■ **PROVIDED INFORMATION**:
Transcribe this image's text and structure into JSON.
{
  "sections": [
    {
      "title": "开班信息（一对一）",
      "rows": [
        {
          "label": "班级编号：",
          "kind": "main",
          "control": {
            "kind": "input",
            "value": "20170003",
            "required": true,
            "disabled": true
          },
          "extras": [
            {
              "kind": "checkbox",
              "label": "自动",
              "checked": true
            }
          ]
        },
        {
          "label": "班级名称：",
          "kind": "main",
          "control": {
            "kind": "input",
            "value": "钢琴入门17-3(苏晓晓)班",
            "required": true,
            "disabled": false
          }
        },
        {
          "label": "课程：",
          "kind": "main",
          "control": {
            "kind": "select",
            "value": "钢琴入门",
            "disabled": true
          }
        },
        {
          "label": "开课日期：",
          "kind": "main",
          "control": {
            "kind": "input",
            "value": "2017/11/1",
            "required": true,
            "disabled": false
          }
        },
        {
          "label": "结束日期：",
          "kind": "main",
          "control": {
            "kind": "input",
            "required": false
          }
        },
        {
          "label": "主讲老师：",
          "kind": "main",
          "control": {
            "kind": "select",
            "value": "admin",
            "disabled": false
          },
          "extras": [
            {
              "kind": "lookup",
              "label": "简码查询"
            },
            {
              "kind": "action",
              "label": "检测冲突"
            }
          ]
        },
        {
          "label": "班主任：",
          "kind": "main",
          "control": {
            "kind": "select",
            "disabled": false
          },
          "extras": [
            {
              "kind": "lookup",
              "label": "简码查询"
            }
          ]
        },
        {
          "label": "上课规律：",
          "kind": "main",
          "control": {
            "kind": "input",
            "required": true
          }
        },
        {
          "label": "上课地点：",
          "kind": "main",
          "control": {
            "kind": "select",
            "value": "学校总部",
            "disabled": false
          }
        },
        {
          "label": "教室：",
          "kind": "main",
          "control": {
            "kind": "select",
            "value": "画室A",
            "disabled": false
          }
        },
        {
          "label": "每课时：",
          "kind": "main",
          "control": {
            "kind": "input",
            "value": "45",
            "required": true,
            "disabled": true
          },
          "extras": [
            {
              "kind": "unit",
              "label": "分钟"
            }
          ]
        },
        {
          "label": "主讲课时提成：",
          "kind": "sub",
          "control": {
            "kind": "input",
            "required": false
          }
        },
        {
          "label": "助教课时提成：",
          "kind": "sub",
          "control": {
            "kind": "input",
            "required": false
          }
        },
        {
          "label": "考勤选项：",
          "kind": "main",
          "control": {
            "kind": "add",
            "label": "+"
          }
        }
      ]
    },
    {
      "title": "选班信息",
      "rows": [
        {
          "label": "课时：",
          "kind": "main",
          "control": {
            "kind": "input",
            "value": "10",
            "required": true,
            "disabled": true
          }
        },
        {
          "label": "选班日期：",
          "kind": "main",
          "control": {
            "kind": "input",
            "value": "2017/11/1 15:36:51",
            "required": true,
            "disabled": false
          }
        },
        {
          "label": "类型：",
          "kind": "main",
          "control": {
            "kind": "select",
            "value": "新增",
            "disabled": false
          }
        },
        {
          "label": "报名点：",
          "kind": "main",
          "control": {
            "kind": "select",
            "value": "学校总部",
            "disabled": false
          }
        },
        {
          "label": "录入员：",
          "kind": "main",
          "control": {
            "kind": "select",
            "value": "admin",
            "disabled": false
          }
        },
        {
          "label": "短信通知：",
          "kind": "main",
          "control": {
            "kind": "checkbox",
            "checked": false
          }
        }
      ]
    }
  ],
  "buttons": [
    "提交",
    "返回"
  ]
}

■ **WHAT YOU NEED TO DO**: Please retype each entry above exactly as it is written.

■ **WORKED SOLUTION**:
Transcribe this image's text and structure into JSON.
{
  "sections": [
    {
      "title": "开班信息（一对一）",
      "rows": [
        {
          "label": "班级编号：",
          "kind": "main",
          "control": {
            "kind": "input",
            "value": "20170003",
            "required": true,
            "disabled": true
          },
          "extras": [
            {
              "kind": "checkbox",
              "label": "自动",
              "checked": true
            }
          ]
        },
        {
          "label": "班级名称：",
          "kind": "main",
          "control": {
            "kind": "input",
            "value": "钢琴入门17-3(苏晓晓)班",
            "required": true,
            "disabled": false
          }
        },
        {
          "label": "课程：",
          "kind": "main",
          "control": {
            "kind": "select",
            "value": "钢琴入门",
            "disabled": true
          }
        },
        {
          "label": "开课日期：",
          "kind": "main",
          "control": {
            "kind": "input",
            "value": "2017/11/1",
            "required": true,
            "disabled": false
          }
        },
        {
          "label": "结束日期：",
          "kind": "main",
          "control": {
            "kind": "input",
            "required": false
          }
        },
        {
          "label": "主讲老师：",
          "kind": "main",
          "control": {
            "kind": "select",
            "value": "admin",
            "disabled": false
          },
          "extras": [
            {
              "kind": "lookup",
              "label": "简码查询"
            },
            {
              "kind": "action",
              "label": "检测冲突"
            }
          ]
        },
        {
          "label": "班主任：",
          "kind": "main",
          "control": {
            "kind": "select",
            "disabled": false
          },
          "extras": [
            {
              "kind": "lookup",
              "label": "简码查询"
            }
          ]
        },
        {
          "label": "上课规律：",
          "kind": "main",
          "control": {
            "kind": "input",
            "required": true
          }
        },
        {
          "label": "上课地点：",
          "kind": "main",
          "control": {
            "kind": "select",
            "value": "学校总部",
            "disabled": false
          }
        },
        {
          "label": "教室：",
          "kind": "main",
          "control": {
            "kind": "select",
            "value": "画室A",
            "disabled": false
          }
        },
        {
          "label": "每课时：",
          "kind": "main",
          "control": {
            "kind": "input",
            "value": "45",
            "required": true,
            "disabled": true
          },
          "extras": [
            {
              "kind": "unit",
              "label": "分钟"
            }
          ]
        },
        {
          "label": "主讲课时提成：",
          "kind": "sub",
          "control": {
            "kind": "input",
            "required": false
          }
        },
        {
          "label": "助教课时提成：",
          "kind": "sub",
          "control": {
            "kind": "input",
            "required": false
          }
        },
        {
          "label": "考勤选项：",
          "kind": "main",
          "control": {
            "kind": "add",
            "label": "+"
          }
        }
      ]
    },
    {
      "title": "选班信息",
      "rows": [
        {
          "label": "课时：",
          "kind": "main",
          "control": {
            "kind": "input",
            "value": "10",
            "required": true,
            "disabled": true
          }
        },
        {
          "label": "选班日期：",
          "kind": "main",
          "control": {
            "kind": "input",
            "value": "2017/11/1 15:36:51",
            "required": true,
            "disabled": false
          }
        },
        {
          "label": "类型：",
          "kind": "main",
          "control": {
            "kind": "select",
            "value": "新增",
            "disabled": false
          }
        },
        {
          "label": "报名点：",
          "kind": "main",
          "control": {
            "kind": "select",
            "value": "学校总部",
            "disabled": false
          }
        },
        {
          "label": "录入员：",
          "kind": "main",
          "control": {
            "kind": "select",
            "value": "admin",
            "disabled": false
          }
        },
        {
          "label": "短信通知：",
          "kind": "main",
          "control": {
            "kind": "checkbox",
            "checked": false
          }
        }
      ]
    }
  ],
  "buttons": [
    "提交",
    "返回"
  ]
}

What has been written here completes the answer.